He was coupled to the man, who would become Derek's successor as sales Director: Matthew Parkin. Having worked at Volvo before, Morgan was entirely new ground to Matthew. Yet, he acclimatised quickly and made things move. He already possessed classic car blood, owning a "Chain Gang" Frazer-Nash. Therefore, he knew about the comfort (better: lack of it) of driving a traditional British sports car.


During Matthew's term, Morgan saw many changes, in rapid succession. When he joined the company, Chris Lawrence already was working behind the scenes on the Aero 8. This entirely new upmarket model was launched at Geneva 2000 and while the initial demand was enormous, delivery took more time than planned and demand dropped. It was an enormous challenge for Matthew to keep sales of the Aero 8 at the desired level.

During his time as leading salesman at Morgan, he saw the demise of the successful and much loved +8. It was replaced by the first 6-cylinder Morgan ever: the Roadster. Traditional Morgans remained a strong seller for the Morgan marque. The relatively simple 4/4 Sports model, also available with Track Day Pack, proved this.

A new phenomenon during Matthew's time as Sales Director were several "limited edition" models, which capitalized on Morgan's history achievements, such as:

  • The Le Mans 62 model in 2002, which remembered 40 years since Morgan's class win at Le Mans in 1962;
  • The +8 35th Anniversary model in 2003, a special version for the +8, celebrating 35 years of continuous production of the model;
  • The 70th Anniversary 4/4 in 2006, to commemorate the launch of the first 4/4, 70 years before;
  • The unofficial 100th anniversary model, in the form of the Aero Max. Despite its high price tag, the model soon sold out.
  • The 2/3rd scale Supersports three-wheeler pedal car.
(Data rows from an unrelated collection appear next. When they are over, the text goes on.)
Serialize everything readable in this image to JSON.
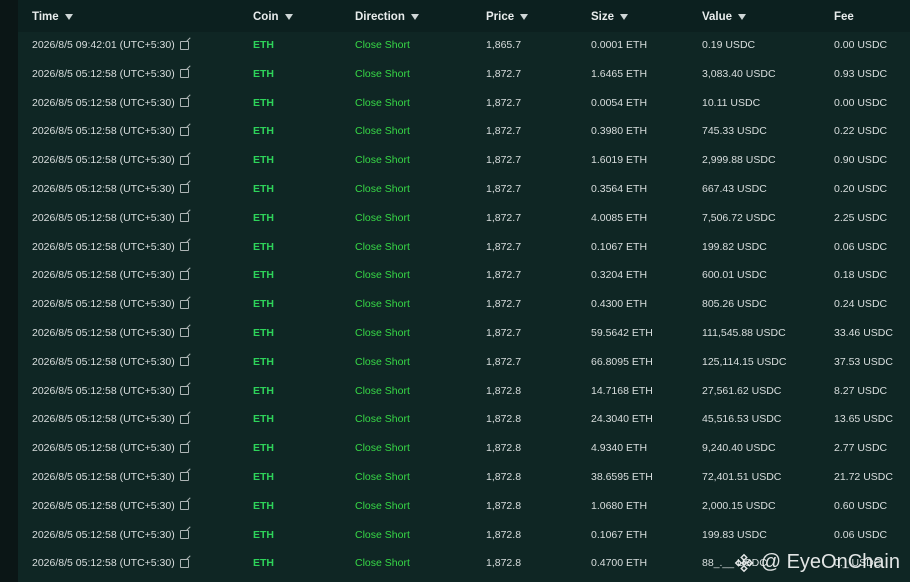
{
  "columns": {
    "time": "Time",
    "coin": "Coin",
    "direction": "Direction",
    "price": "Price",
    "size": "Size",
    "value": "Value",
    "fee": "Fee"
  },
  "rows": [
    {
      "time": "2026/8/5 09:42:01 (UTC+5:30)",
      "coin": "ETH",
      "direction": "Close Short",
      "price": "1,865.7",
      "size": "0.0001 ETH",
      "value": "0.19 USDC",
      "fee": "0.00 USDC"
    },
    {
      "time": "2026/8/5 05:12:58 (UTC+5:30)",
      "coin": "ETH",
      "direction": "Close Short",
      "price": "1,872.7",
      "size": "1.6465 ETH",
      "value": "3,083.40 USDC",
      "fee": "0.93 USDC"
    },
    {
      "time": "2026/8/5 05:12:58 (UTC+5:30)",
      "coin": "ETH",
      "direction": "Close Short",
      "price": "1,872.7",
      "size": "0.0054 ETH",
      "value": "10.11 USDC",
      "fee": "0.00 USDC"
    },
    {
      "time": "2026/8/5 05:12:58 (UTC+5:30)",
      "coin": "ETH",
      "direction": "Close Short",
      "price": "1,872.7",
      "size": "0.3980 ETH",
      "value": "745.33 USDC",
      "fee": "0.22 USDC"
    },
    {
      "time": "2026/8/5 05:12:58 (UTC+5:30)",
      "coin": "ETH",
      "direction": "Close Short",
      "price": "1,872.7",
      "size": "1.6019 ETH",
      "value": "2,999.88 USDC",
      "fee": "0.90 USDC"
    },
    {
      "time": "2026/8/5 05:12:58 (UTC+5:30)",
      "coin": "ETH",
      "direction": "Close Short",
      "price": "1,872.7",
      "size": "0.3564 ETH",
      "value": "667.43 USDC",
      "fee": "0.20 USDC"
    },
    {
      "time": "2026/8/5 05:12:58 (UTC+5:30)",
      "coin": "ETH",
      "direction": "Close Short",
      "price": "1,872.7",
      "size": "4.0085 ETH",
      "value": "7,506.72 USDC",
      "fee": "2.25 USDC"
    },
    {
      "time": "2026/8/5 05:12:58 (UTC+5:30)",
      "coin": "ETH",
      "direction": "Close Short",
      "price": "1,872.7",
      "size": "0.1067 ETH",
      "value": "199.82 USDC",
      "fee": "0.06 USDC"
    },
    {
      "time": "2026/8/5 05:12:58 (UTC+5:30)",
      "coin": "ETH",
      "direction": "Close Short",
      "price": "1,872.7",
      "size": "0.3204 ETH",
      "value": "600.01 USDC",
      "fee": "0.18 USDC"
    },
    {
      "time": "2026/8/5 05:12:58 (UTC+5:30)",
      "coin": "ETH",
      "direction": "Close Short",
      "price": "1,872.7",
      "size": "0.4300 ETH",
      "value": "805.26 USDC",
      "fee": "0.24 USDC"
    },
    {
      "time": "2026/8/5 05:12:58 (UTC+5:30)",
      "coin": "ETH",
      "direction": "Close Short",
      "price": "1,872.7",
      "size": "59.5642 ETH",
      "value": "111,545.88 USDC",
      "fee": "33.46 USDC"
    },
    {
      "time": "2026/8/5 05:12:58 (UTC+5:30)",
      "coin": "ETH",
      "direction": "Close Short",
      "price": "1,872.7",
      "size": "66.8095 ETH",
      "value": "125,114.15 USDC",
      "fee": "37.53 USDC"
    },
    {
      "time": "2026/8/5 05:12:58 (UTC+5:30)",
      "coin": "ETH",
      "direction": "Close Short",
      "price": "1,872.8",
      "size": "14.7168 ETH",
      "value": "27,561.62 USDC",
      "fee": "8.27 USDC"
    },
    {
      "time": "2026/8/5 05:12:58 (UTC+5:30)",
      "coin": "ETH",
      "direction": "Close Short",
      "price": "1,872.8",
      "size": "24.3040 ETH",
      "value": "45,516.53 USDC",
      "fee": "13.65 USDC"
    },
    {
      "time": "2026/8/5 05:12:58 (UTC+5:30)",
      "coin": "ETH",
      "direction": "Close Short",
      "price": "1,872.8",
      "size": "4.9340 ETH",
      "value": "9,240.40 USDC",
      "fee": "2.77 USDC"
    },
    {
      "time": "2026/8/5 05:12:58 (UTC+5:30)",
      "coin": "ETH",
      "direction": "Close Short",
      "price": "1,872.8",
      "size": "38.6595 ETH",
      "value": "72,401.51 USDC",
      "fee": "21.72 USDC"
    },
    {
      "time": "2026/8/5 05:12:58 (UTC+5:30)",
      "coin": "ETH",
      "direction": "Close Short",
      "price": "1,872.8",
      "size": "1.0680 ETH",
      "value": "2,000.15 USDC",
      "fee": "0.60 USDC"
    },
    {
      "time": "2026/8/5 05:12:58 (UTC+5:30)",
      "coin": "ETH",
      "direction": "Close Short",
      "price": "1,872.8",
      "size": "0.1067 ETH",
      "value": "199.83 USDC",
      "fee": "0.06 USDC"
    },
    {
      "time": "2026/8/5 05:12:58 (UTC+5:30)",
      "coin": "ETH",
      "direction": "Close Short",
      "price": "1,872.8",
      "size": "0.4700 ETH",
      "value": "88_.__ USDC",
      "fee": "0._ USDC"
    }
  ],
  "watermark": {
    "text": "@ EyeOnChain",
    "icon": "binance-logo-icon"
  },
  "icons": {
    "sort": "chevron-down-icon",
    "time_link": "external-link-icon"
  },
  "colors": {
    "background": "#0f2624",
    "header": "#0c201f",
    "coin_green": "#2ed35a",
    "direction_green": "#37d846",
    "text": "#d9dede"
  }
}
Whirlwind Matthew definitely had his own friendly style of approaching people. It was always hard to catch him in one place! Matthew stayed on as Sales Director until the end of February 2010. Then the Morgan Motor Company and he decided to go their separate ways. Since he departed, no new sales director has been appointed.